Having a secure and unique password for each of your online accounts is critically important. If a scammer gets just one password, they can begin to access your other accounts. That’s why it’s important to have a strong and unique password for your PayPal account

Use unique passwords

Using the same password across multiple websites is also a security issue. Statistics show that the majority of people use three or fewer passwords across twenty or more Internet accounts. This means that a password is only as secure as the weakest Internet site that the user visits.

At PayPal, we use the best industry standard techniques to make sure passwords are secure, and we train our personnel in best security practices.

Strong passwords

Strong passwords have the following characteristics:

  • More than 8 characters long.
  • Use lower case, upper case, a number, and a special character (like ~!@#$%^&*()_+=?><.,/).
  • Not a word or date associated with you (like a pet’s name, family names, or birth dates).
  • A combination of words with unusual capitalization, numbers, and special characters interspersed.
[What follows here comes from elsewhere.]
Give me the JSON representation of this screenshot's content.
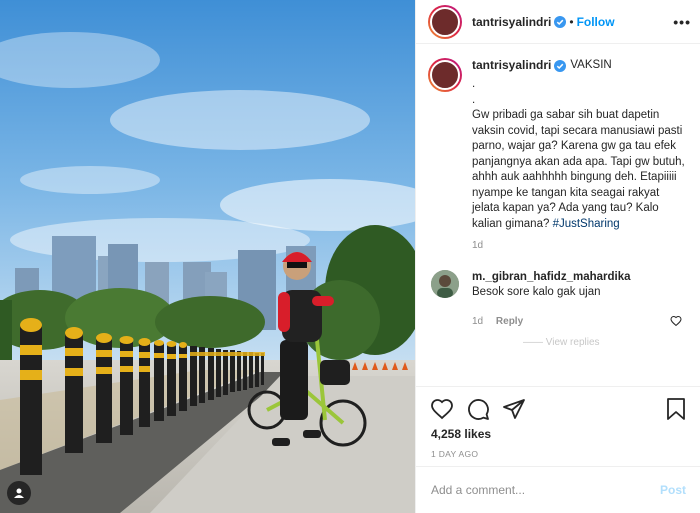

Misspelled words are stronger because they are not in the dictionary used by attackers.
  • Something you can remember.

We use a password strength checker to help make sure new passwords are strong.

Managing multiple passwords

The more passwords you have to remember, the greater the risk you'll forget some of them. However, using the same password for multiple sites puts you at risk. So how can you avoid forgetting passwords?

One good way of keeping multiple passwords is writing them down and keeping them somewhere safe. You can use complex passwords that are different from each other, and you don't face the risk of forgetting them. Of course, you don't want to write them down in their entirety, or you risk somebody stealing or viewing your list of passwords.

To avoid compromising your security if somebody gets a hold of your password list, don't write the passwords in their entirety. Memorize one part and write down the other. You can use the memorized part of your passwords for several accounts to help make it easier to remember; only the written parts would be different. This method will help you create specific passwords for different websites without the trouble of having to memorize every one of them.

Of course, it's not enough for either part of your passwords to be just a few characters long. That would make it too easy to guess or to test all possibilities. So make each part at least 6 characters in length. And don't forget to keep a copy of the list somewhere safe – just in case.

Don’t keep the password list in your wallet. If a thief were to steal your wallet, they'd get your personal information as well as access to your important accounts. If you need to carry the list with you, consider a password keeper app for your smartphone. Of course, you should use a strong, unique, memorable password for the app.

Changing your password

Normally, there should be no reason to change your password. But there are a few cases where it's a good precaution. For example:

  • You notice something suspicious on your PayPal account.
  • You suspect that someone you don’t trust has your password.
  • You notice something suspicious in your email account or other online accounts.
  • You have recently removed malware from your system.
  • PayPal asks you to change your password.

If one of these occurs, change your Password and security questions immediately. You can change these under personal settings.

If you receive an email asking you to change your password, it could be a case of phishing. Instead of clicking on a suspect link in an email, just log into your PayPal account by manually typing the URL. Click on the Profile icon, and then on Security. You will find the password and security questions on this page.